By Nick Coltrain at The Coloradoan
U.S. Rep. Jared Polis walked back his comments on expelling those accused of sexual assault on college campus, saying he “went too far” with a “poor choice of words.”
In a post on Medium.com, Polis wrote that he doesn’t support expelling innocent students, but reiterated that campus judicial systems need to operate separate from criminal courts because of the traumatic nature of sexual assault and the need to act quickly.
“I went too far by implying that I support expelling innocent students from college campuses, which is something neither I nor other advocates of justice for survivors of sexual assault support,” Polis, a Democrat whose district includes Fort Collins, wrote.
But keeping the matter solely in the courts is a “deeply dangerous idea that demonstrates a cursory and superficial understanding of the issue,” he wrote. His district includes both the University of Colorado and Colorado State University.
“I regret that my gaffe is now being used by some to advocate for a dangerous and myopic policy that would make our college campuses less safe,” he wrote.
He cites “decades of research and case histories” of how rape survivors are unlikely to report their assaults to police, with reasons including fear they lack proof, retaliation or simply not knowing if their trauma constituted assault. The cases can also drag on, adding to the victim’s grief.
The process for campus assault, meanwhile, uses a lower standard of “preponderance of evidence,” meaning evidence shows the student more likely than not is guilty. The process also allows the university to act swiftly in separating the accused and the accuser to prevent a hostile environment.
“Our criminal justice system moves slowly,” Polis wrote. “Campus assault cases are designed to move efficiently so that survivors, as a basic matter of campus safety and to prevent additional trauma, don’t have to cross paths with their assailant on campus for an extended period of time.”
Polis, speaking Sept. 10 at a congressional higher education subcommittee meeting on preventing and responding to sexual assault on college campus, suggested creating a lower legal standard of evidence for public universities than currently used. He was speaking with Joseph Cohn, legislative and policy director for the Foundation for Individual Rights in Education. Polis pushed back on Cohn’s testimony that the preponderance of evidence standard could fail the constitutional test of due process. The congressman argued for an even lower standard of likelihood of guilt.

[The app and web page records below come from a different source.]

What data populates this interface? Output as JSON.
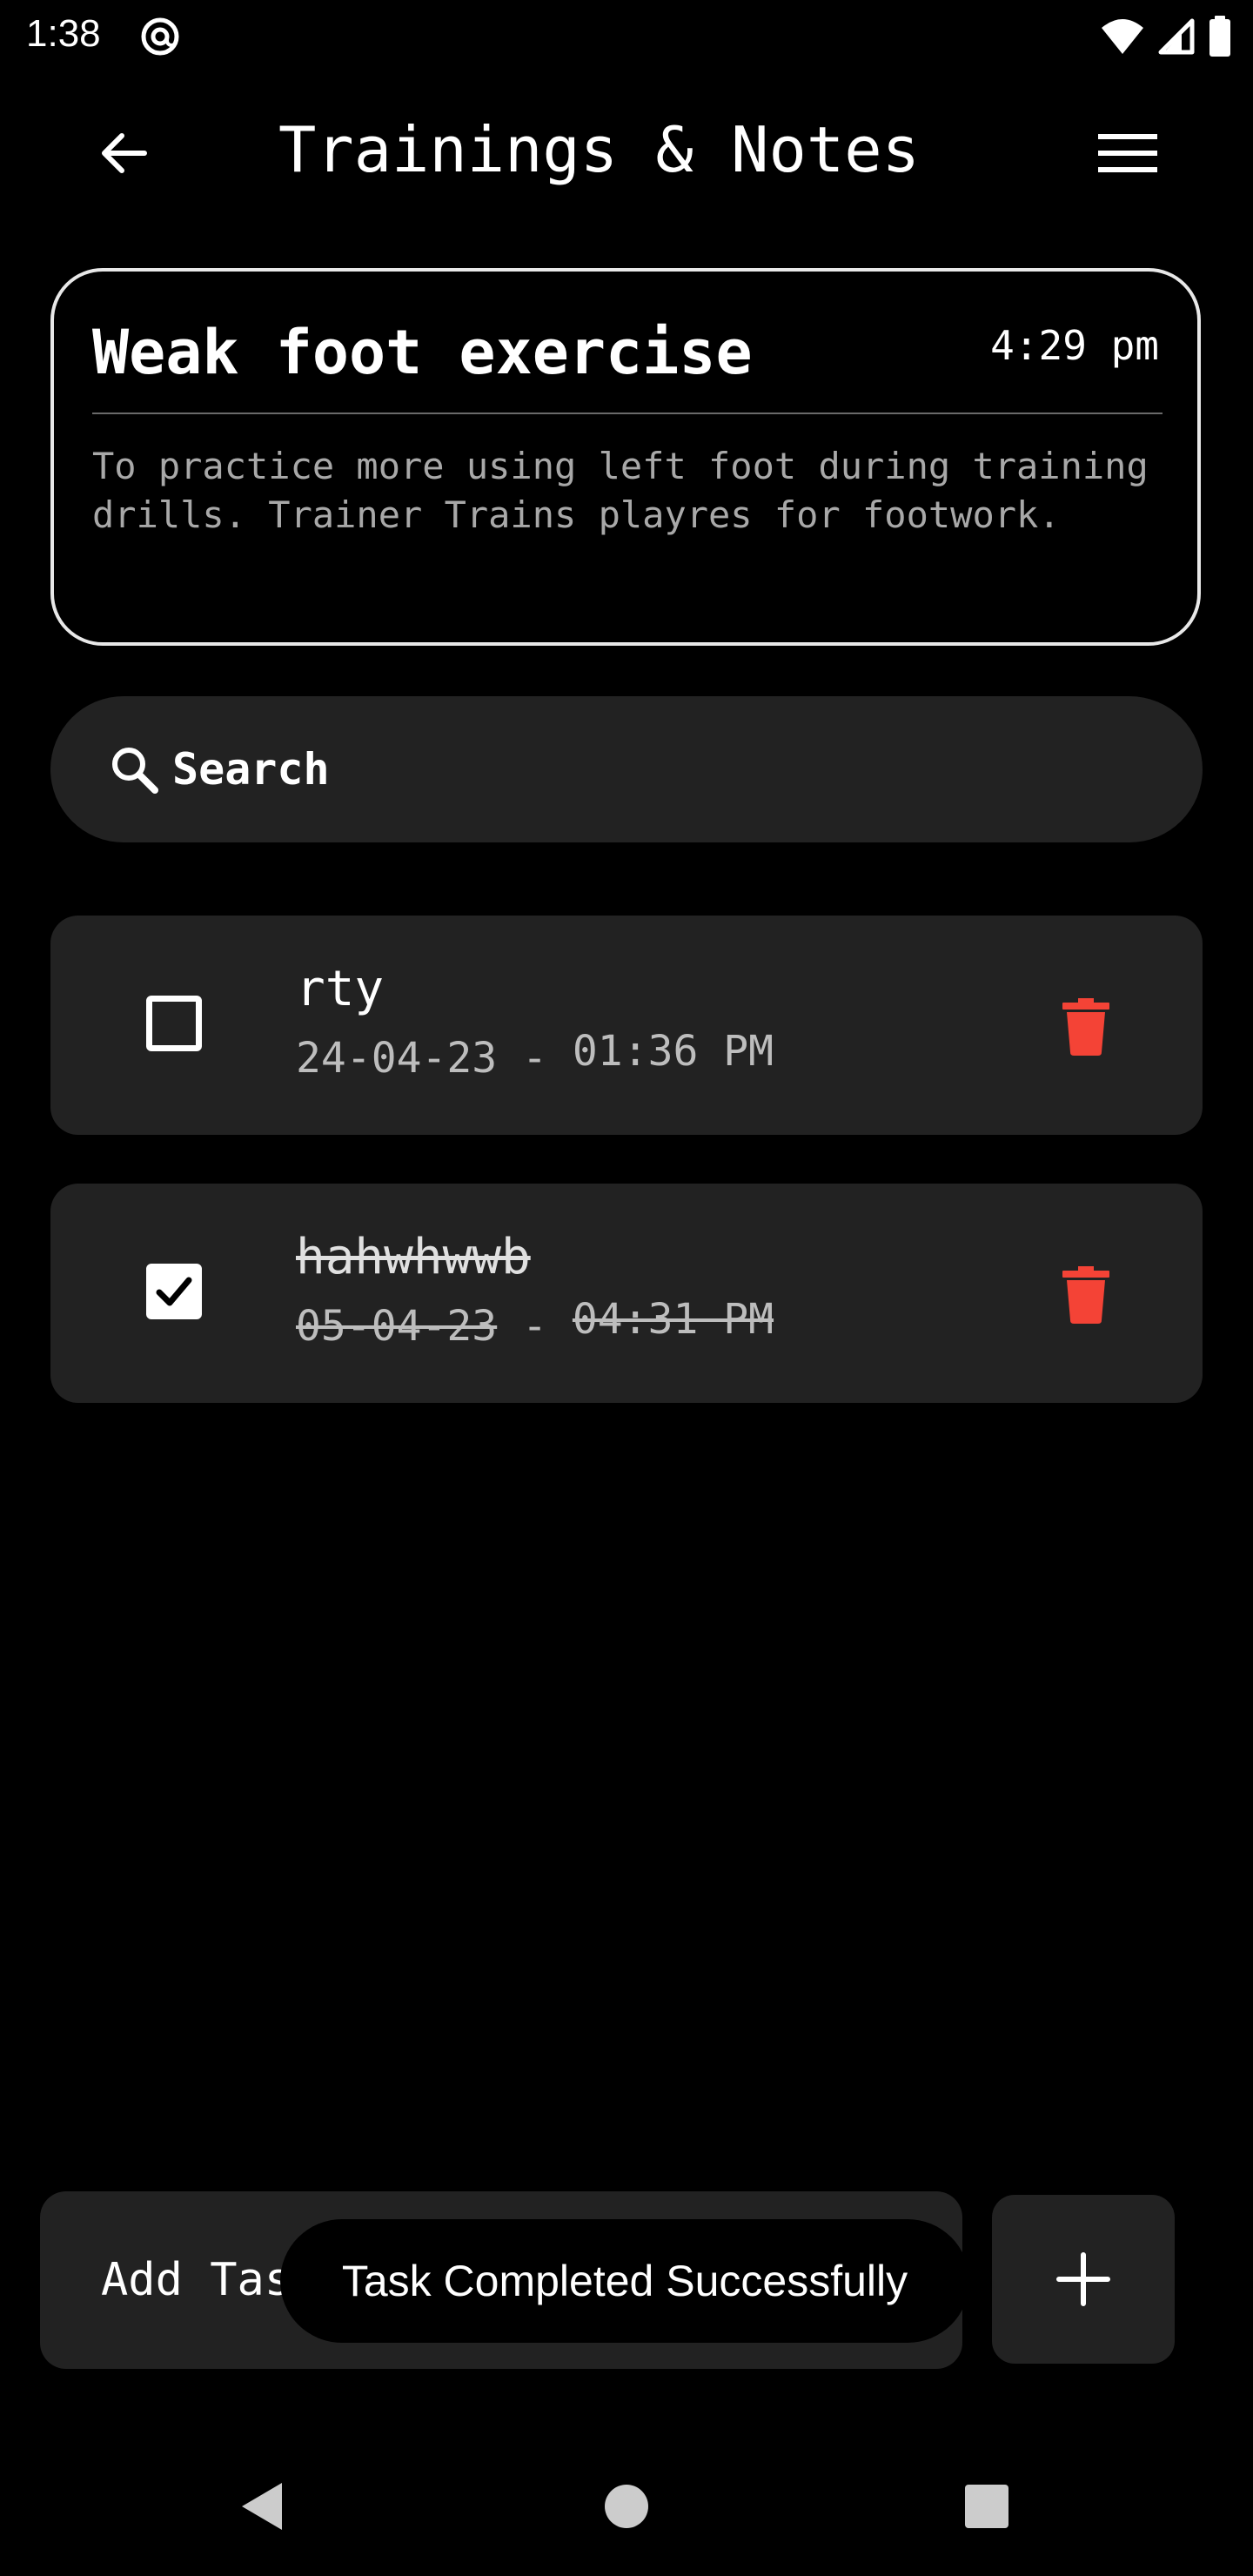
{
  "status_bar": {
    "time": "1:38",
    "icons": [
      "at-sign-icon",
      "wifi-icon",
      "signal-icon",
      "battery-icon"
    ]
  },
  "app_bar": {
    "title": "Trainings & Notes",
    "back_icon": "arrow-left-icon",
    "menu_icon": "hamburger-menu-icon"
  },
  "note": {
    "title": "Weak foot exercise",
    "time": "4:29 pm",
    "body": "To practice more using left foot during training drills. Trainer Trains playres for footwork."
  },
  "search": {
    "placeholder": "Search",
    "icon": "search-icon"
  },
  "tasks": [
    {
      "name": "rty",
      "date": "24-04-23",
      "separator": " - ",
      "time": "01:36 PM",
      "completed": false
    },
    {
      "name": "hahwhwwb",
      "date": "05-04-23",
      "separator": " - ",
      "time": "04:31 PM",
      "completed": true
    }
  ],
  "add_task": {
    "placeholder": "Add Task",
    "button_icon": "plus-icon"
  },
  "toast": {
    "message": "Task Completed Successfully"
  },
  "colors": {
    "background": "#000000",
    "card": "#222222",
    "delete": "#f44336",
    "text": "#ffffff",
    "muted": "#bdbdbd"
  },
  "nav_bar": {
    "icons": [
      "nav-back-icon",
      "nav-home-icon",
      "nav-recents-icon"
    ]
  }
}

“I mean, if there’s 10 people that have been accused and, under a reasonable likelihood standard, maybe one or two did it, seems better to get rid of all 10 people,” Polis said. “We’re not talking about depriving them of life or liberty, we’re talking about their transfer to another university, for crying out loud.”
CSU spokesperson Mike Hooker wrote in a statement on Sept. 11 that the university has the ability to hold students accountable for violations to its student conduct code and trained staff reviews the cases individually. It also would likely deny an applicant that was found responsible for sexual assault at another university.
In the 2014-15 academic year, eight students went through CSU’s judicial process for accusations of non-consensual sexual contact or assault and seven were held responsible. Hooker said federal law prevents disclosing the individual disciplinary actions, but that CSU may remove students found responsible for breaking its code of conduct.